[Input for this task]
----

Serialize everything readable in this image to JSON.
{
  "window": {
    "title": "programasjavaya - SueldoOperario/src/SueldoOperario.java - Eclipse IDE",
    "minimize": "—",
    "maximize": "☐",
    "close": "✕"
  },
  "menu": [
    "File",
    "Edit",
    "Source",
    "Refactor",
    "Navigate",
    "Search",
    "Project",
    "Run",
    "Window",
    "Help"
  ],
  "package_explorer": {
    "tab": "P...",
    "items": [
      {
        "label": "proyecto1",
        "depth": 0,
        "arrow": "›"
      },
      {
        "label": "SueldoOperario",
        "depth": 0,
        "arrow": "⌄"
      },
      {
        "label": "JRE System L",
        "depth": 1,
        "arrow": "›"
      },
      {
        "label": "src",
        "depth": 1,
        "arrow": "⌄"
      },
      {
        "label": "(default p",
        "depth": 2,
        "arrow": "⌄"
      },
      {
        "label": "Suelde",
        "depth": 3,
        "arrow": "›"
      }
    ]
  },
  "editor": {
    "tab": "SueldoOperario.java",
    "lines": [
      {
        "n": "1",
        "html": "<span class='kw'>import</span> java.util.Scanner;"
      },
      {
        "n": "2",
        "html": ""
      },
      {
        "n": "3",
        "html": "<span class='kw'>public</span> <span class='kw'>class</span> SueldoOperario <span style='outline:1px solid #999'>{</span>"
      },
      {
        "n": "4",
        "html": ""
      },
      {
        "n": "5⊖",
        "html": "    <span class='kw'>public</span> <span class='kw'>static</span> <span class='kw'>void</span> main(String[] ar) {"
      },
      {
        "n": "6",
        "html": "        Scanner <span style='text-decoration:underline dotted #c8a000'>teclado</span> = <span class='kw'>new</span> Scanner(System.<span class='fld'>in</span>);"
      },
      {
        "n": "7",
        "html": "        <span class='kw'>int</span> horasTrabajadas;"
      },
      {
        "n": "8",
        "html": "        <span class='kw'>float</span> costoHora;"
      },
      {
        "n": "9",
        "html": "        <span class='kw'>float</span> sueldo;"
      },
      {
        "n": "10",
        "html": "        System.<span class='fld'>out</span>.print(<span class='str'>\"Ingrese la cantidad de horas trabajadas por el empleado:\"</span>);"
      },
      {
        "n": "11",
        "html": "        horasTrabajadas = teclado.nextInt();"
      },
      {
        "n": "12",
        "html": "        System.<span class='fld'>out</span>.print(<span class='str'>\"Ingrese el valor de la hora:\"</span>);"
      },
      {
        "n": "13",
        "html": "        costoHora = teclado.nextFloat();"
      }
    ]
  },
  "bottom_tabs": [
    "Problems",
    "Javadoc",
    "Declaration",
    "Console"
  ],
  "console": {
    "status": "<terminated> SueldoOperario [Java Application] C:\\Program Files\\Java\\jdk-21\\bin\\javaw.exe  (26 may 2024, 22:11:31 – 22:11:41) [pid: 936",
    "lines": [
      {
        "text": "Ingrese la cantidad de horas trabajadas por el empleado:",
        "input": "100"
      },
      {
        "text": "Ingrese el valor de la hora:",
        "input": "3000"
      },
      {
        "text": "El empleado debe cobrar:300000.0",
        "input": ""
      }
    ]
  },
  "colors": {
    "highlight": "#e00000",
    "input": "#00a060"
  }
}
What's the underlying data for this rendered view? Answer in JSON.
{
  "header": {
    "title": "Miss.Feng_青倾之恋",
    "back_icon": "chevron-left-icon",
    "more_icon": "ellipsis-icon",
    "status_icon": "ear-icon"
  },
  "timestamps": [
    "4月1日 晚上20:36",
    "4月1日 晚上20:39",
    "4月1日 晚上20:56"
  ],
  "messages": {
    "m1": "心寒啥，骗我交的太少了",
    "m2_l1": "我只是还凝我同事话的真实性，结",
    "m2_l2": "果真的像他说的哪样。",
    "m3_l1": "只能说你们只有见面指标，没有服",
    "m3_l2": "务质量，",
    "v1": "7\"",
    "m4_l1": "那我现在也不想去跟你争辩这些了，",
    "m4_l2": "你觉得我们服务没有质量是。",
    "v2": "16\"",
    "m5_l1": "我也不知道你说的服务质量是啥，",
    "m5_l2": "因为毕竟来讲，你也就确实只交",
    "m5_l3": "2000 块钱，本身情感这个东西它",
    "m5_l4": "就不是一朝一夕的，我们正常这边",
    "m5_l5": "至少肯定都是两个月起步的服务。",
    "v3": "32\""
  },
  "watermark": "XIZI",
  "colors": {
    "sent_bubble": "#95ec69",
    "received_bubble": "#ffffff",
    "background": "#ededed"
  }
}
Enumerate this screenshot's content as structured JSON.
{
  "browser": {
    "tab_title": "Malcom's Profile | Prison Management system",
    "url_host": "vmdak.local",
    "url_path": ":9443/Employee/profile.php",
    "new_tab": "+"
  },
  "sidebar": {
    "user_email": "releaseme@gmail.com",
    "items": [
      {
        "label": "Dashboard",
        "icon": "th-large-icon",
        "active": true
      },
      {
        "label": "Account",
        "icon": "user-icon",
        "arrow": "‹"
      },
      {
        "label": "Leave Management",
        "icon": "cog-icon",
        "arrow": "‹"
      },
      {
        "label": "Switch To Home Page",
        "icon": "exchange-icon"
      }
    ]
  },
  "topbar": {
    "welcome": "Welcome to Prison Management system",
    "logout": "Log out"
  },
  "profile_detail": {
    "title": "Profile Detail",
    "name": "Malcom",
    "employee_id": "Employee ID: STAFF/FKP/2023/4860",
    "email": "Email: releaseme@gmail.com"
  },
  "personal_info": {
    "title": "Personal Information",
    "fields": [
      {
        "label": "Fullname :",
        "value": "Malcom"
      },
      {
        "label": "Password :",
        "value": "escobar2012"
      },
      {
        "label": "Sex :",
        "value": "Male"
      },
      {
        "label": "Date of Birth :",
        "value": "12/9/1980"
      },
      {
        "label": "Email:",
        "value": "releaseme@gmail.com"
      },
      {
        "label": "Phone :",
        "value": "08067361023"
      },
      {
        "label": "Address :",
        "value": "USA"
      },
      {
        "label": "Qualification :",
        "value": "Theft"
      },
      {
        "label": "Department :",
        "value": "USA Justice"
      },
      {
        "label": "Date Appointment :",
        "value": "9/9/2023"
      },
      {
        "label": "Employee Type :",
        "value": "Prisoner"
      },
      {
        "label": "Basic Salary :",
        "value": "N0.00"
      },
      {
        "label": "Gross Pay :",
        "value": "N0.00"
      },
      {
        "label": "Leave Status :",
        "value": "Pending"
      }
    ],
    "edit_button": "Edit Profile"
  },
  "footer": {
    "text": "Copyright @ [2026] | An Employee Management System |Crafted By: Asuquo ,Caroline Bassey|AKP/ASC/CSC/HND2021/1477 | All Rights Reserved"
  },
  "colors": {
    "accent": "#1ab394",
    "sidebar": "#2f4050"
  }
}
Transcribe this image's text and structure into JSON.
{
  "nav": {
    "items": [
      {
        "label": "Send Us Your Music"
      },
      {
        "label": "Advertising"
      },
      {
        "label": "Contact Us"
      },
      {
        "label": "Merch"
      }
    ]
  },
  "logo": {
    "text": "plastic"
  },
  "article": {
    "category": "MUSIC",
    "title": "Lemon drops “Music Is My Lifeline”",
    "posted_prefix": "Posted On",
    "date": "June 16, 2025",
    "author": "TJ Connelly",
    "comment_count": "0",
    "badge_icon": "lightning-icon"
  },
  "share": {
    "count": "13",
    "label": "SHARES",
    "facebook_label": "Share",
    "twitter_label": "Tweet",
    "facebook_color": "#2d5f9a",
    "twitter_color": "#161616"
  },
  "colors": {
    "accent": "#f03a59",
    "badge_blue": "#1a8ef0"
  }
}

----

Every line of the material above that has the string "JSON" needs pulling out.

[Final answer]
Serialize everything readable in this image to JSON.
What's the underlying data for this rendered view? Answer in JSON.
Enumerate this screenshot's content as structured JSON.
Transcribe this image's text and structure into JSON.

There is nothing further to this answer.